Entries from a dataset of interfaces
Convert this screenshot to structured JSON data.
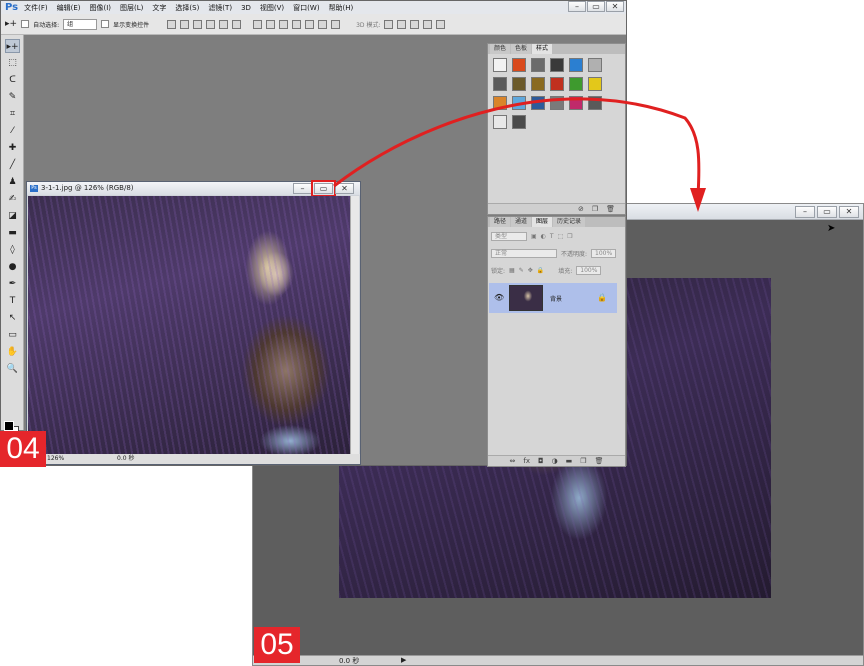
{
  "step_labels": {
    "back": "05",
    "front": "04"
  },
  "colors": {
    "step_badge": "#e5262b",
    "arrow": "#e02020",
    "highlight": "#e02020",
    "selected_layer": "#aebfea"
  },
  "app": {
    "logo": "Ps",
    "menu": [
      "文件(F)",
      "编辑(E)",
      "图像(I)",
      "图层(L)",
      "文字",
      "选择(S)",
      "滤镜(T)",
      "3D",
      "视图(V)",
      "窗口(W)",
      "帮助(H)"
    ],
    "window_controls": {
      "minimize": "–",
      "restore": "▭",
      "close": "✕"
    }
  },
  "options_bar": {
    "auto_select_label": "自动选择:",
    "auto_select_value": "组",
    "show_transform_label": "显示变换控件",
    "mode_3d_label": "3D 模式:"
  },
  "toolbox": {
    "tools": [
      "move-tool",
      "marquee-tool",
      "lasso-tool",
      "quick-select-tool",
      "crop-tool",
      "eyedropper-tool",
      "healing-tool",
      "brush-tool",
      "stamp-tool",
      "history-brush-tool",
      "eraser-tool",
      "gradient-tool",
      "blur-tool",
      "dodge-tool",
      "pen-tool",
      "type-tool",
      "path-select-tool",
      "shape-tool",
      "hand-tool",
      "zoom-tool"
    ],
    "glyphs": [
      "▸+",
      "⬚",
      "ᑕ",
      "✎",
      "⌗",
      "⁄",
      "✚",
      "╱",
      "♟",
      "✍",
      "◪",
      "▬",
      "◊",
      "●",
      "✒",
      "T",
      "↖",
      "▭",
      "✋",
      "🔍"
    ]
  },
  "document": {
    "title": "3-1-1.jpg @ 126% (RGB/8)",
    "zoom": "126%",
    "status": "0.0 秒",
    "window_controls": {
      "minimize": "–",
      "restore": "▭",
      "close": "✕"
    }
  },
  "styles_panel": {
    "tabs": [
      "颜色",
      "色板",
      "样式"
    ],
    "active_tab": "样式",
    "swatches": [
      "#f2f2f2",
      "#d94a1c",
      "#6b6b6b",
      "#3a3a3a",
      "#2b7fd1",
      "#b0b0b0",
      "#5a5a5a",
      "#6b5a2a",
      "#8a6a20",
      "#c0301f",
      "#3e9a2e",
      "#e3c81a",
      "#d9842a",
      "#5fa8dd",
      "#2d5b9a",
      "#7a7a7a",
      "#c02a6a",
      "#5a5a5a",
      "#e8e8e8",
      "#4a4a4a"
    ]
  },
  "layers_panel": {
    "tabs": [
      "路径",
      "通道",
      "图层",
      "历史记录"
    ],
    "active_tab": "图层",
    "filter_label": "类型",
    "blend_mode": "正常",
    "opacity_label": "不透明度:",
    "opacity_value": "100%",
    "lock_label": "锁定:",
    "fill_label": "填充:",
    "fill_value": "100%",
    "layer": {
      "name": "背景"
    }
  },
  "window05": {
    "status": "0.0 秒",
    "window_controls": {
      "minimize": "–",
      "restore": "▭",
      "close": "✕"
    }
  }
}
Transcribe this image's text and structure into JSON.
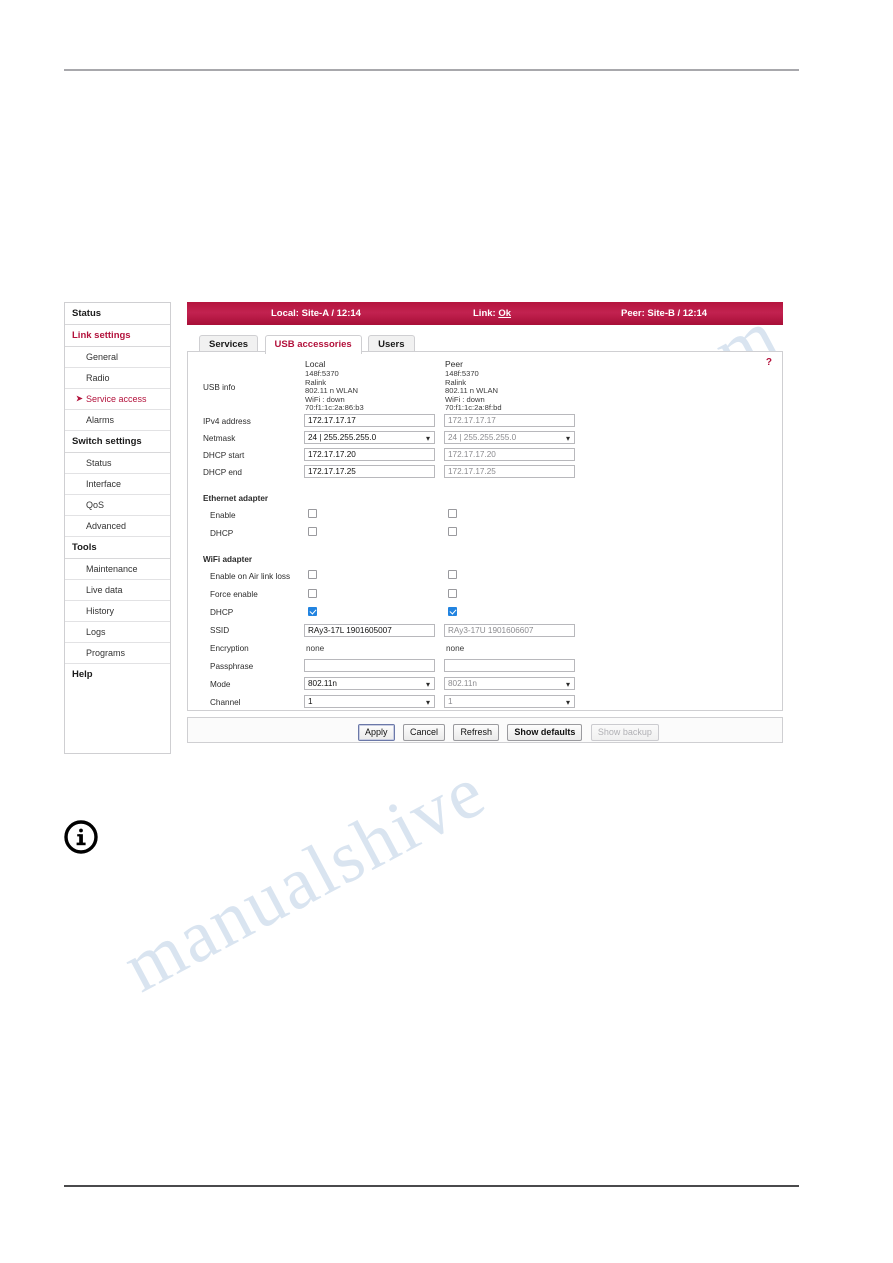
{
  "watermark": {
    "line1": "alshive.com",
    "line2": "manualshive"
  },
  "statusbar": {
    "local": "Local: Site-A / 12:14",
    "link_prefix": "Link: ",
    "link_value": "Ok",
    "peer": "Peer: Site-B / 12:14"
  },
  "sidebar": {
    "items": [
      {
        "label": "Status",
        "type": "group",
        "accent": false
      },
      {
        "label": "Link settings",
        "type": "group",
        "accent": true
      },
      {
        "label": "General",
        "type": "item",
        "current": false
      },
      {
        "label": "Radio",
        "type": "item",
        "current": false
      },
      {
        "label": "Service access",
        "type": "item",
        "current": true
      },
      {
        "label": "Alarms",
        "type": "item",
        "current": false
      },
      {
        "label": "Switch settings",
        "type": "group",
        "accent": false
      },
      {
        "label": "Status",
        "type": "item",
        "current": false
      },
      {
        "label": "Interface",
        "type": "item",
        "current": false
      },
      {
        "label": "QoS",
        "type": "item",
        "current": false
      },
      {
        "label": "Advanced",
        "type": "item",
        "current": false
      },
      {
        "label": "Tools",
        "type": "group",
        "accent": false
      },
      {
        "label": "Maintenance",
        "type": "item",
        "current": false
      },
      {
        "label": "Live data",
        "type": "item",
        "current": false
      },
      {
        "label": "History",
        "type": "item",
        "current": false
      },
      {
        "label": "Logs",
        "type": "item",
        "current": false
      },
      {
        "label": "Programs",
        "type": "item",
        "current": false
      },
      {
        "label": "Help",
        "type": "group",
        "accent": false
      }
    ]
  },
  "tabs": [
    {
      "label": "Services",
      "active": false
    },
    {
      "label": "USB accessories",
      "active": true
    },
    {
      "label": "Users",
      "active": false
    }
  ],
  "panel": {
    "help_label": "?",
    "columns": {
      "local": "Local",
      "peer": "Peer"
    },
    "labels": {
      "usb_info": "USB info",
      "ipv4_address": "IPv4 address",
      "netmask": "Netmask",
      "dhcp_start": "DHCP start",
      "dhcp_end": "DHCP end",
      "ethernet_adapter": "Ethernet adapter",
      "eth_enable": "Enable",
      "eth_dhcp": "DHCP",
      "wifi_adapter": "WiFi adapter",
      "enable_on_air_link_loss": "Enable on Air link loss",
      "force_enable": "Force enable",
      "wifi_dhcp": "DHCP",
      "ssid": "SSID",
      "encryption": "Encryption",
      "passphrase": "Passphrase",
      "mode": "Mode",
      "channel": "Channel"
    },
    "local": {
      "usb_info": "148f:5370\nRalink\n802.11 n WLAN\nWiFi : down\n70:f1:1c:2a:86:b3",
      "ipv4_address": "172.17.17.17",
      "netmask": "24  |  255.255.255.0",
      "dhcp_start": "172.17.17.20",
      "dhcp_end": "172.17.17.25",
      "eth_enable": false,
      "eth_dhcp": false,
      "enable_on_air_link_loss": false,
      "force_enable": false,
      "wifi_dhcp": true,
      "ssid": "RAy3-17L 1901605007",
      "encryption": "none",
      "passphrase": "",
      "mode": "802.11n",
      "channel": "1"
    },
    "peer": {
      "usb_info": "148f:5370\nRalink\n802.11 n WLAN\nWiFi : down\n70:f1:1c:2a:8f:bd",
      "ipv4_address": "172.17.17.17",
      "netmask": "24  |  255.255.255.0",
      "dhcp_start": "172.17.17.20",
      "dhcp_end": "172.17.17.25",
      "eth_enable": false,
      "eth_dhcp": false,
      "enable_on_air_link_loss": false,
      "force_enable": false,
      "wifi_dhcp": true,
      "ssid": "RAy3-17U 1901606607",
      "encryption": "none",
      "passphrase": "",
      "mode": "802.11n",
      "channel": "1"
    }
  },
  "footer": {
    "apply": "Apply",
    "cancel": "Cancel",
    "refresh": "Refresh",
    "show_defaults": "Show defaults",
    "show_backup": "Show backup"
  },
  "colors": {
    "brand": "#b3123c",
    "checkbox_on": "#2183e0",
    "border": "#cfcfd2"
  }
}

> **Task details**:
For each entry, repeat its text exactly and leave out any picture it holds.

> **Response**:
Convert this screenshot to structured JSON data.
{
  "step_labels": {
    "back": "05",
    "front": "04"
  },
  "colors": {
    "step_badge": "#e5262b",
    "arrow": "#e02020",
    "highlight": "#e02020",
    "selected_layer": "#aebfea"
  },
  "app": {
    "logo": "Ps",
    "menu": [
      "文件(F)",
      "编辑(E)",
      "图像(I)",
      "图层(L)",
      "文字",
      "选择(S)",
      "滤镜(T)",
      "3D",
      "视图(V)",
      "窗口(W)",
      "帮助(H)"
    ],
    "window_controls": {
      "minimize": "–",
      "restore": "▭",
      "close": "✕"
    }
  },
  "options_bar": {
    "auto_select_label": "自动选择:",
    "auto_select_value": "组",
    "show_transform_label": "显示变换控件",
    "mode_3d_label": "3D 模式:"
  },
  "toolbox": {
    "tools": [
      "move-tool",
      "marquee-tool",
      "lasso-tool",
      "quick-select-tool",
      "crop-tool",
      "eyedropper-tool",
      "healing-tool",
      "brush-tool",
      "stamp-tool",
      "history-brush-tool",
      "eraser-tool",
      "gradient-tool",
      "blur-tool",
      "dodge-tool",
      "pen-tool",
      "type-tool",
      "path-select-tool",
      "shape-tool",
      "hand-tool",
      "zoom-tool"
    ],
    "glyphs": [
      "▸+",
      "⬚",
      "ᑕ",
      "✎",
      "⌗",
      "⁄",
      "✚",
      "╱",
      "♟",
      "✍",
      "◪",
      "▬",
      "◊",
      "●",
      "✒",
      "T",
      "↖",
      "▭",
      "✋",
      "🔍"
    ]
  },
  "document": {
    "title": "3-1-1.jpg @ 126% (RGB/8)",
    "zoom": "126%",
    "status": "0.0 秒",
    "window_controls": {
      "minimize": "–",
      "restore": "▭",
      "close": "✕"
    }
  },
  "styles_panel": {
    "tabs": [
      "颜色",
      "色板",
      "样式"
    ],
    "active_tab": "样式",
    "swatches": [
      "#f2f2f2",
      "#d94a1c",
      "#6b6b6b",
      "#3a3a3a",
      "#2b7fd1",
      "#b0b0b0",
      "#5a5a5a",
      "#6b5a2a",
      "#8a6a20",
      "#c0301f",
      "#3e9a2e",
      "#e3c81a",
      "#d9842a",
      "#5fa8dd",
      "#2d5b9a",
      "#7a7a7a",
      "#c02a6a",
      "#5a5a5a",
      "#e8e8e8",
      "#4a4a4a"
    ]
  },
  "layers_panel": {
    "tabs": [
      "路径",
      "通道",
      "图层",
      "历史记录"
    ],
    "active_tab": "图层",
    "filter_label": "类型",
    "blend_mode": "正常",
    "opacity_label": "不透明度:",
    "opacity_value": "100%",
    "lock_label": "锁定:",
    "fill_label": "填充:",
    "fill_value": "100%",
    "layer": {
      "name": "背景"
    }
  },
  "window05": {
    "status": "0.0 秒",
    "window_controls": {
      "minimize": "–",
      "restore": "▭",
      "close": "✕"
    }
  }
}
Transcribe this image's text and structure into JSON.
{
  "watermark": {
    "line1": "alshive.com",
    "line2": "manualshive"
  },
  "statusbar": {
    "local": "Local: Site-A / 12:14",
    "link_prefix": "Link: ",
    "link_value": "Ok",
    "peer": "Peer: Site-B / 12:14"
  },
  "sidebar": {
    "items": [
      {
        "label": "Status",
        "type": "group",
        "accent": false
      },
      {
        "label": "Link settings",
        "type": "group",
        "accent": true
      },
      {
        "label": "General",
        "type": "item",
        "current": false
      },
      {
        "label": "Radio",
        "type": "item",
        "current": false
      },
      {
        "label": "Service access",
        "type": "item",
        "current": true
      },
      {
        "label": "Alarms",
        "type": "item",
        "current": false
      },
      {
        "label": "Switch settings",
        "type": "group",
        "accent": false
      },
      {
        "label": "Status",
        "type": "item",
        "current": false
      },
      {
        "label": "Interface",
        "type": "item",
        "current": false
      },
      {
        "label": "QoS",
        "type": "item",
        "current": false
      },
      {
        "label": "Advanced",
        "type": "item",
        "current": false
      },
      {
        "label": "Tools",
        "type": "group",
        "accent": false
      },
      {
        "label": "Maintenance",
        "type": "item",
        "current": false
      },
      {
        "label": "Live data",
        "type": "item",
        "current": false
      },
      {
        "label": "History",
        "type": "item",
        "current": false
      },
      {
        "label": "Logs",
        "type": "item",
        "current": false
      },
      {
        "label": "Programs",
        "type": "item",
        "current": false
      },
      {
        "label": "Help",
        "type": "group",
        "accent": false
      }
    ]
  },
  "tabs": [
    {
      "label": "Services",
      "active": false
    },
    {
      "label": "USB accessories",
      "active": true
    },
    {
      "label": "Users",
      "active": false
    }
  ],
  "panel": {
    "help_label": "?",
    "columns": {
      "local": "Local",
      "peer": "Peer"
    },
    "labels": {
      "usb_info": "USB info",
      "ipv4_address": "IPv4 address",
      "netmask": "Netmask",
      "dhcp_start": "DHCP start",
      "dhcp_end": "DHCP end",
      "ethernet_adapter": "Ethernet adapter",
      "eth_enable": "Enable",
      "eth_dhcp": "DHCP",
      "wifi_adapter": "WiFi adapter",
      "enable_on_air_link_loss": "Enable on Air link loss",
      "force_enable": "Force enable",
      "wifi_dhcp": "DHCP",
      "ssid": "SSID",
      "encryption": "Encryption",
      "passphrase": "Passphrase",
      "mode": "Mode",
      "channel": "Channel"
    },
    "local": {
      "usb_info": "148f:5370\nRalink\n802.11 n WLAN\nWiFi : down\n70:f1:1c:2a:86:b3",
      "ipv4_address": "172.17.17.17",
      "netmask": "24  |  255.255.255.0",
      "dhcp_start": "172.17.17.20",
      "dhcp_end": "172.17.17.25",
      "eth_enable": false,
      "eth_dhcp": false,
      "enable_on_air_link_loss": false,
      "force_enable": false,
      "wifi_dhcp": true,
      "ssid": "RAy3-17L 1901605007",
      "encryption": "none",
      "passphrase": "",
      "mode": "802.11n",
      "channel": "1"
    },
    "peer": {
      "usb_info": "148f:5370\nRalink\n802.11 n WLAN\nWiFi : down\n70:f1:1c:2a:8f:bd",
      "ipv4_address": "172.17.17.17",
      "netmask": "24  |  255.255.255.0",
      "dhcp_start": "172.17.17.20",
      "dhcp_end": "172.17.17.25",
      "eth_enable": false,
      "eth_dhcp": false,
      "enable_on_air_link_loss": false,
      "force_enable": false,
      "wifi_dhcp": true,
      "ssid": "RAy3-17U 1901606607",
      "encryption": "none",
      "passphrase": "",
      "mode": "802.11n",
      "channel": "1"
    }
  },
  "footer": {
    "apply": "Apply",
    "cancel": "Cancel",
    "refresh": "Refresh",
    "show_defaults": "Show defaults",
    "show_backup": "Show backup"
  },
  "colors": {
    "brand": "#b3123c",
    "checkbox_on": "#2183e0",
    "border": "#cfcfd2"
  }
}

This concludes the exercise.